Task data:
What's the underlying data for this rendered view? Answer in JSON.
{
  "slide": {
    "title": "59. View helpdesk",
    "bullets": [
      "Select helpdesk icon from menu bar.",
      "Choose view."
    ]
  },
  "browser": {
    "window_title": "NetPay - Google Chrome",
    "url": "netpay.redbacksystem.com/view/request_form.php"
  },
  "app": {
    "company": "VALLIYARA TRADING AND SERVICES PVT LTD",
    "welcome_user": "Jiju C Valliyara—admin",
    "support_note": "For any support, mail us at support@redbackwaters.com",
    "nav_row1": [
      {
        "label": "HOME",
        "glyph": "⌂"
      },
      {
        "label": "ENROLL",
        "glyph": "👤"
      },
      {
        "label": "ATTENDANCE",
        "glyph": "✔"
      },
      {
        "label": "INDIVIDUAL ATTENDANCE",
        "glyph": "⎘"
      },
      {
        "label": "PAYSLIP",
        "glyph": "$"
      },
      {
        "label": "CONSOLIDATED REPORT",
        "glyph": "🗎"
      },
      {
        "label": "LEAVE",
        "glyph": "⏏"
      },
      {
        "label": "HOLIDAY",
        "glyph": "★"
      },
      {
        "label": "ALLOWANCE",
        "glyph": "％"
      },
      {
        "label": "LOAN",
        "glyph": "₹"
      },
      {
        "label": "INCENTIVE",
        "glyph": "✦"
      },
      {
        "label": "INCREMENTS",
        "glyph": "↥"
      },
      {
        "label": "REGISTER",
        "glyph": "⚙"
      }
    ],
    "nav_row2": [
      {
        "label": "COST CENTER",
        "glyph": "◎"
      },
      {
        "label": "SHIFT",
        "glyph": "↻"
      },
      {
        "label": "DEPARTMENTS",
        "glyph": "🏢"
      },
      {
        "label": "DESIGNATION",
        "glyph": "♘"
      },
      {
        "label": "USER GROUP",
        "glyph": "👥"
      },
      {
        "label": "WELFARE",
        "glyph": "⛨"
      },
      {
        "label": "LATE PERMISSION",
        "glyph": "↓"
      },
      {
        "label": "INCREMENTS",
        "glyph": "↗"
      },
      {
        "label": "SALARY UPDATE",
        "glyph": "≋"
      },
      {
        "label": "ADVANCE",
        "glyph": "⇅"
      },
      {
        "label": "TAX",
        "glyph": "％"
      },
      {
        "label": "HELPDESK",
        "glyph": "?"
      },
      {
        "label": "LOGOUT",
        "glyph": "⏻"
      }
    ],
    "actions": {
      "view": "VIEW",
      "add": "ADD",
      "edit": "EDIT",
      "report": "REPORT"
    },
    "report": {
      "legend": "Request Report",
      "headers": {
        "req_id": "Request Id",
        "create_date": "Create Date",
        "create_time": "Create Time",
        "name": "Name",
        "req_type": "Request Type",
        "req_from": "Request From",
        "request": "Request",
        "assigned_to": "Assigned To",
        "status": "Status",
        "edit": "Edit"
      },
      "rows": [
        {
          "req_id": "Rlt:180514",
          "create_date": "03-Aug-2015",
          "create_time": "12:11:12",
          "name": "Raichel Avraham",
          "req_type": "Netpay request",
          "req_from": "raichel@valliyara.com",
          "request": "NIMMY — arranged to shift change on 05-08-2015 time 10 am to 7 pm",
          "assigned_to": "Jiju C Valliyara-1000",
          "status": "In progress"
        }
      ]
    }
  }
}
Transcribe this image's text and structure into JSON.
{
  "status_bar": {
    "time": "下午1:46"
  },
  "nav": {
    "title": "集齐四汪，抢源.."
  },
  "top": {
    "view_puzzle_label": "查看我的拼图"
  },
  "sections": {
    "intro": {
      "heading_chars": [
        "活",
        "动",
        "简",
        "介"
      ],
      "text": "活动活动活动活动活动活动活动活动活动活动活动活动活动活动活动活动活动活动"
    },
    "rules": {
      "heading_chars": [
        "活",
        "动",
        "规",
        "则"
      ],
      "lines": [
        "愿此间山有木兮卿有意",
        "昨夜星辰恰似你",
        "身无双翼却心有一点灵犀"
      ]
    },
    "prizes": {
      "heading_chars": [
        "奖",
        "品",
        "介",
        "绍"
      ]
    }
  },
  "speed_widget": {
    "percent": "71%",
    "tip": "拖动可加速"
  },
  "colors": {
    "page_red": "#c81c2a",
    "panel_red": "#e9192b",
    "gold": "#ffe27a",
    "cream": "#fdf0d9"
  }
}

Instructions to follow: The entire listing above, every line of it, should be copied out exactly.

Expected output:
What's the underlying data for this rendered view? Answer in JSON.
{
  "slide": {
    "title": "59. View helpdesk",
    "bullets": [
      "Select helpdesk icon from menu bar.",
      "Choose view."
    ]
  },
  "browser": {
    "window_title": "NetPay - Google Chrome",
    "url": "netpay.redbacksystem.com/view/request_form.php"
  },
  "app": {
    "company": "VALLIYARA TRADING AND SERVICES PVT LTD",
    "welcome_user": "Jiju C Valliyara—admin",
    "support_note": "For any support, mail us at support@redbackwaters.com",
    "nav_row1": [
      {
        "label": "HOME",
        "glyph": "⌂"
      },
      {
        "label": "ENROLL",
        "glyph": "👤"
      },
      {
        "label": "ATTENDANCE",
        "glyph": "✔"
      },
      {
        "label": "INDIVIDUAL ATTENDANCE",
        "glyph": "⎘"
      },
      {
        "label": "PAYSLIP",
        "glyph": "$"
      },
      {
        "label": "CONSOLIDATED REPORT",
        "glyph": "🗎"
      },
      {
        "label": "LEAVE",
        "glyph": "⏏"
      },
      {
        "label": "HOLIDAY",
        "glyph": "★"
      },
      {
        "label": "ALLOWANCE",
        "glyph": "％"
      },
      {
        "label": "LOAN",
        "glyph": "₹"
      },
      {
        "label": "INCENTIVE",
        "glyph": "✦"
      },
      {
        "label": "INCREMENTS",
        "glyph": "↥"
      },
      {
        "label": "REGISTER",
        "glyph": "⚙"
      }
    ],
    "nav_row2": [
      {
        "label": "COST CENTER",
        "glyph": "◎"
      },
      {
        "label": "SHIFT",
        "glyph": "↻"
      },
      {
        "label": "DEPARTMENTS",
        "glyph": "🏢"
      },
      {
        "label": "DESIGNATION",
        "glyph": "♘"
      },
      {
        "label": "USER GROUP",
        "glyph": "👥"
      },
      {
        "label": "WELFARE",
        "glyph": "⛨"
      },
      {
        "label": "LATE PERMISSION",
        "glyph": "↓"
      },
      {
        "label": "INCREMENTS",
        "glyph": "↗"
      },
      {
        "label": "SALARY UPDATE",
        "glyph": "≋"
      },
      {
        "label": "ADVANCE",
        "glyph": "⇅"
      },
      {
        "label": "TAX",
        "glyph": "％"
      },
      {
        "label": "HELPDESK",
        "glyph": "?"
      },
      {
        "label": "LOGOUT",
        "glyph": "⏻"
      }
    ],
    "actions": {
      "view": "VIEW",
      "add": "ADD",
      "edit": "EDIT",
      "report": "REPORT"
    },
    "report": {
      "legend": "Request Report",
      "headers": {
        "req_id": "Request Id",
        "create_date": "Create Date",
        "create_time": "Create Time",
        "name": "Name",
        "req_type": "Request Type",
        "req_from": "Request From",
        "request": "Request",
        "assigned_to": "Assigned To",
        "status": "Status",
        "edit": "Edit"
      },
      "rows": [
        {
          "req_id": "Rlt:180514",
          "create_date": "03-Aug-2015",
          "create_time": "12:11:12",
          "name": "Raichel Avraham",
          "req_type": "Netpay request",
          "req_from": "raichel@valliyara.com",
          "request": "NIMMY — arranged to shift change on 05-08-2015 time 10 am to 7 pm",
          "assigned_to": "Jiju C Valliyara-1000",
          "status": "In progress"
        }
      ]
    }
  }
}
Transcribe this image's text and structure into JSON.
{
  "status_bar": {
    "time": "下午1:46"
  },
  "nav": {
    "title": "集齐四汪，抢源.."
  },
  "top": {
    "view_puzzle_label": "查看我的拼图"
  },
  "sections": {
    "intro": {
      "heading_chars": [
        "活",
        "动",
        "简",
        "介"
      ],
      "text": "活动活动活动活动活动活动活动活动活动活动活动活动活动活动活动活动活动活动"
    },
    "rules": {
      "heading_chars": [
        "活",
        "动",
        "规",
        "则"
      ],
      "lines": [
        "愿此间山有木兮卿有意",
        "昨夜星辰恰似你",
        "身无双翼却心有一点灵犀"
      ]
    },
    "prizes": {
      "heading_chars": [
        "奖",
        "品",
        "介",
        "绍"
      ]
    }
  },
  "speed_widget": {
    "percent": "71%",
    "tip": "拖动可加速"
  },
  "colors": {
    "page_red": "#c81c2a",
    "panel_red": "#e9192b",
    "gold": "#ffe27a",
    "cream": "#fdf0d9"
  }
}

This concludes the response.